▸ Work task
Scan the data, and whenever a line contains "title", copy it.

───

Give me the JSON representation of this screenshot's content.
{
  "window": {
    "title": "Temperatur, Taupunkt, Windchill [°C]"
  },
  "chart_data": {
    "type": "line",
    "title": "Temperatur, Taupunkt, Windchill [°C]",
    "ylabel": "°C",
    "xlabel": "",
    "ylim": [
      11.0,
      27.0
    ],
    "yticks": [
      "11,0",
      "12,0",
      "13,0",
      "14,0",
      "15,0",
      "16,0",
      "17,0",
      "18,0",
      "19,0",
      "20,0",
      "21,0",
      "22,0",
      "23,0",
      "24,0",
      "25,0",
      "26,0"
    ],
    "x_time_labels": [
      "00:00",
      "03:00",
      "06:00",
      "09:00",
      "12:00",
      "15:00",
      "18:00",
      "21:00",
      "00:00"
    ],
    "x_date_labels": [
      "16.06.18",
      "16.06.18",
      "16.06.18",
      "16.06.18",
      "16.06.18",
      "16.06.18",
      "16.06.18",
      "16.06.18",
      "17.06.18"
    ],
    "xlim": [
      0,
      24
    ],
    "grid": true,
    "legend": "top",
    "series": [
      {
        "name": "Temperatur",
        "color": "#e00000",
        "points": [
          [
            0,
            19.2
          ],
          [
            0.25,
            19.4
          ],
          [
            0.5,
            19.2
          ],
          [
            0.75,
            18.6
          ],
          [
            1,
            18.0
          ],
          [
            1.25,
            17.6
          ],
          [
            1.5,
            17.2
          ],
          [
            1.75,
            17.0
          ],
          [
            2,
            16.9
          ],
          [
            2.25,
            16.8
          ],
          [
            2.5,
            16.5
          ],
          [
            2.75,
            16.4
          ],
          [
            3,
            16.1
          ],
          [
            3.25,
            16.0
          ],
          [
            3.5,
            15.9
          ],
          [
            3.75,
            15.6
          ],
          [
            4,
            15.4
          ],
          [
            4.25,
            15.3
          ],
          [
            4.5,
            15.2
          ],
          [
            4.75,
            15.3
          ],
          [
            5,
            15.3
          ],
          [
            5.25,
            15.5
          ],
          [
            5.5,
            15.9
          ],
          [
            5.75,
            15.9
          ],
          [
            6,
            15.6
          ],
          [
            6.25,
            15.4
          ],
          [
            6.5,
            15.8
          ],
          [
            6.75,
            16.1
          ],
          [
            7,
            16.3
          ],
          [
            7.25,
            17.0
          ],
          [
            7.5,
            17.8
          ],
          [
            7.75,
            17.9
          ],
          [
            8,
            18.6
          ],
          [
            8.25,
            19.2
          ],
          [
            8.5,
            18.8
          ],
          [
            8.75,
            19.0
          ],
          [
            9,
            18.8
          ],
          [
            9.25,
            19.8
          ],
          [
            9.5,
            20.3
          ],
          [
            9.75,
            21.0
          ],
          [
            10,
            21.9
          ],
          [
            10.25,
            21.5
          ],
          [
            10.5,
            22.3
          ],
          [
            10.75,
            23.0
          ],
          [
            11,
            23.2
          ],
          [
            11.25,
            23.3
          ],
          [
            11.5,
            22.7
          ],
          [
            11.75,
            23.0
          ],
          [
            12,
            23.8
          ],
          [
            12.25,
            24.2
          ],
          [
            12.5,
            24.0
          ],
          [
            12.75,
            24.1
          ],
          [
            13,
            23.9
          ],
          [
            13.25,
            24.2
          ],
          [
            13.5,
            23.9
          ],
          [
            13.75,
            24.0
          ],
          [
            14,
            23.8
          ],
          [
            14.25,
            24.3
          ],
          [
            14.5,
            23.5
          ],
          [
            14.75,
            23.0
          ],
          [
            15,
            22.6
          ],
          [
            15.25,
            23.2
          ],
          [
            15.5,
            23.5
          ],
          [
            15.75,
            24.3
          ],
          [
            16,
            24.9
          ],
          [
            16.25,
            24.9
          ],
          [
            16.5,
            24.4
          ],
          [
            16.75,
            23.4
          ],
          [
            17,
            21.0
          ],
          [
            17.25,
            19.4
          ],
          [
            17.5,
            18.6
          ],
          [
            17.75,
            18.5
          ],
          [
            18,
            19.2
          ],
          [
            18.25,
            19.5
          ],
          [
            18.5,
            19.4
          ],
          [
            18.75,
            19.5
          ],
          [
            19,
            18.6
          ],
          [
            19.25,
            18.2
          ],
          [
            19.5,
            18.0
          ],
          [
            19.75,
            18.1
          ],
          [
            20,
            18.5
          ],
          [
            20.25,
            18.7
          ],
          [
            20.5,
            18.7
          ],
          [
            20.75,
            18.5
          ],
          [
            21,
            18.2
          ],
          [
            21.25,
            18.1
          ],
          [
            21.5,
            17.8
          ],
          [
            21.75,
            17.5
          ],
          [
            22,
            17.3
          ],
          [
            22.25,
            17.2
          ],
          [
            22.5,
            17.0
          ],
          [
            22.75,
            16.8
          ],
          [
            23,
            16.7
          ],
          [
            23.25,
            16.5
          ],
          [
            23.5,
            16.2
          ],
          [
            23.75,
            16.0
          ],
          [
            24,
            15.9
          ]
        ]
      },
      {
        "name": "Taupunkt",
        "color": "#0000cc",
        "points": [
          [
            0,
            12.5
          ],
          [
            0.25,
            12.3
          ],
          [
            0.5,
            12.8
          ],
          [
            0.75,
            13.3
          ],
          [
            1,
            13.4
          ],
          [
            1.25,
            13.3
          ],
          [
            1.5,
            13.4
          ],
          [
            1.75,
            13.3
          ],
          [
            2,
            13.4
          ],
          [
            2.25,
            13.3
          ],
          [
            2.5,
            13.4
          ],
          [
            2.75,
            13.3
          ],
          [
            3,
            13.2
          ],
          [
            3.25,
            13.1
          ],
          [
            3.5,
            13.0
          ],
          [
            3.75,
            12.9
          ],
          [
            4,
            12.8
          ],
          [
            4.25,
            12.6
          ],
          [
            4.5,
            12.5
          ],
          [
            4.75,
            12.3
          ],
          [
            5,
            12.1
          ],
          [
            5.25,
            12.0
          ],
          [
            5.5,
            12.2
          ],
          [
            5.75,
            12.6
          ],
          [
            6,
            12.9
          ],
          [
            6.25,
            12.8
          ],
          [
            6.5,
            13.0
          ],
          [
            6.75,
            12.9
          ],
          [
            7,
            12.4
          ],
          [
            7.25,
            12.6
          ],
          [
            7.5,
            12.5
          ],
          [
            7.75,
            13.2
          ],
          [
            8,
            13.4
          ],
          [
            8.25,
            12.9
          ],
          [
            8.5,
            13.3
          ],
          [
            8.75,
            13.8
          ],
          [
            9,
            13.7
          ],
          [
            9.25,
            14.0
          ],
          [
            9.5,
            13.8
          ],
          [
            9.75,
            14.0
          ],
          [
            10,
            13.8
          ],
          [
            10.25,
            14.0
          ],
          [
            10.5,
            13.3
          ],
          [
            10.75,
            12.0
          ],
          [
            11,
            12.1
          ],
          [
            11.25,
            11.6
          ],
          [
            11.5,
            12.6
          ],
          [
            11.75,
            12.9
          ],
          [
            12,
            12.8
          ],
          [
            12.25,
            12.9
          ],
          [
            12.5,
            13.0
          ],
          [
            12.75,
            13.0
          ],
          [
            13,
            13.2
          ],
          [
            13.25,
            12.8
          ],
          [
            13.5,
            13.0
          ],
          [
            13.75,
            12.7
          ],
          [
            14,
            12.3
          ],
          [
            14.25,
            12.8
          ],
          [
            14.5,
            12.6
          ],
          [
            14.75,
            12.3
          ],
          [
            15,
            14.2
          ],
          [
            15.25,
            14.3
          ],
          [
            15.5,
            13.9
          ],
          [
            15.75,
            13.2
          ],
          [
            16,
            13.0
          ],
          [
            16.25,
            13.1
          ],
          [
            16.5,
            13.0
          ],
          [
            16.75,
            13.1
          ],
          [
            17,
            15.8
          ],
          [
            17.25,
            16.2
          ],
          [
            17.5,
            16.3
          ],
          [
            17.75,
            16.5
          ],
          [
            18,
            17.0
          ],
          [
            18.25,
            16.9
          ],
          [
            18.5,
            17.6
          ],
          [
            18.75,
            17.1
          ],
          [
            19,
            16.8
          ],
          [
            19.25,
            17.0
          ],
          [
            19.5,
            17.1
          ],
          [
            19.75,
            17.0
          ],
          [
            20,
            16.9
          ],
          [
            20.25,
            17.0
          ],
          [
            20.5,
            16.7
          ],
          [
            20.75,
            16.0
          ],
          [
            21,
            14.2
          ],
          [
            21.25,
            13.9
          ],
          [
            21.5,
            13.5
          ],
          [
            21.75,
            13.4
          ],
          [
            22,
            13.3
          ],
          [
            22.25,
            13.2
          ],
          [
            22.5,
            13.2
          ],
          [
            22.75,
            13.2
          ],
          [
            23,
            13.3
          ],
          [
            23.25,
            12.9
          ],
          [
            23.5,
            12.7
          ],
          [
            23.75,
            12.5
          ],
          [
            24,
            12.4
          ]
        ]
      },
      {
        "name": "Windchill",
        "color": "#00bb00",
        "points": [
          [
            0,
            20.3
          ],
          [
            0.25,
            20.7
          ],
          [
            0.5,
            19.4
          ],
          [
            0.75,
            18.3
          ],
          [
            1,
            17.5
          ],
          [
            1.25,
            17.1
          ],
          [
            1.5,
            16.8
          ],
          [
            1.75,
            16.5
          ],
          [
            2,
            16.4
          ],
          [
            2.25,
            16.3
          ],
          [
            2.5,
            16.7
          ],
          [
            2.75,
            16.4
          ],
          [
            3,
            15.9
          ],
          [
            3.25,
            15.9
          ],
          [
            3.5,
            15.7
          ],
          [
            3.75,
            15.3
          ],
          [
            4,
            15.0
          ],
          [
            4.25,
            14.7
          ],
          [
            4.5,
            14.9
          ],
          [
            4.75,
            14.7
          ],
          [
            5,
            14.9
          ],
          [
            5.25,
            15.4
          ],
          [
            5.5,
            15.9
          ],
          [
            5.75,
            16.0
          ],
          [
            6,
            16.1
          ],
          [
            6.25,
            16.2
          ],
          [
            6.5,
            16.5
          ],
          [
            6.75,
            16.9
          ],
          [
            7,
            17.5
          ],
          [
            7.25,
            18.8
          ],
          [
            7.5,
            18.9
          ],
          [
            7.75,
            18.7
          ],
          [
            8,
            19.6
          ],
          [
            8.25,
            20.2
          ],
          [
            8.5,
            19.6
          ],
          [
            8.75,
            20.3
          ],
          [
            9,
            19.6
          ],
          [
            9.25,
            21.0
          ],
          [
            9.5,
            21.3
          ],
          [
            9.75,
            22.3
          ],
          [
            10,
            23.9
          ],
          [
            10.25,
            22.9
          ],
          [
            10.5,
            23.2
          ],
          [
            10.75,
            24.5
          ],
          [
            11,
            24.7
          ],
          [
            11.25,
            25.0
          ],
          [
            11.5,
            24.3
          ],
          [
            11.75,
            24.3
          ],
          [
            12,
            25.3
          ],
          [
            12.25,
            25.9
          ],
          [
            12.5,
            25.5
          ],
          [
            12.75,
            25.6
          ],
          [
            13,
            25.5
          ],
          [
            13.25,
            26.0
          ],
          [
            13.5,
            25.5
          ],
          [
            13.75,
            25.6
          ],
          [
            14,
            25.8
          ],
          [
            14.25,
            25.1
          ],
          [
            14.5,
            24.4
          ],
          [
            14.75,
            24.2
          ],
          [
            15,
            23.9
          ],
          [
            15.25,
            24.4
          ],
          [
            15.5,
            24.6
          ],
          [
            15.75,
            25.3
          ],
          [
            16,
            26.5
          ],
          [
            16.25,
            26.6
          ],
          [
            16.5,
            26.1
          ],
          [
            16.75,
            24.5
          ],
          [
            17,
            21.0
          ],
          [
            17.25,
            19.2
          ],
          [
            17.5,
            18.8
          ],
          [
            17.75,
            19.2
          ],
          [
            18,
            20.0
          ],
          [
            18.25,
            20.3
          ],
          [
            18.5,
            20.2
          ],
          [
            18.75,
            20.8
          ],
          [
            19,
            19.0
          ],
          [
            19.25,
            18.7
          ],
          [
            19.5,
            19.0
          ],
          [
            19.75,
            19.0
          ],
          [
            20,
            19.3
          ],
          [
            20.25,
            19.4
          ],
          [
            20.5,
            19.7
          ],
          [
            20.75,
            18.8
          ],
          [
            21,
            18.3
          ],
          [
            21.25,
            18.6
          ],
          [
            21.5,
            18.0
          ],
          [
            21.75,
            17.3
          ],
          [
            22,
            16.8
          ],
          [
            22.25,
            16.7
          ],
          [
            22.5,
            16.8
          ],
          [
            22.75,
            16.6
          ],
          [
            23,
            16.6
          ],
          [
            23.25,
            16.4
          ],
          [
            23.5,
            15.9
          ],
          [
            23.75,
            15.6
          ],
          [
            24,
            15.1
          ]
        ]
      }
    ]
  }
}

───

▸ Your solution
    "title": "Temperatur, Taupunkt, Windchill [°C]"
    "title": "Temperatur, Taupunkt, Windchill [°C]",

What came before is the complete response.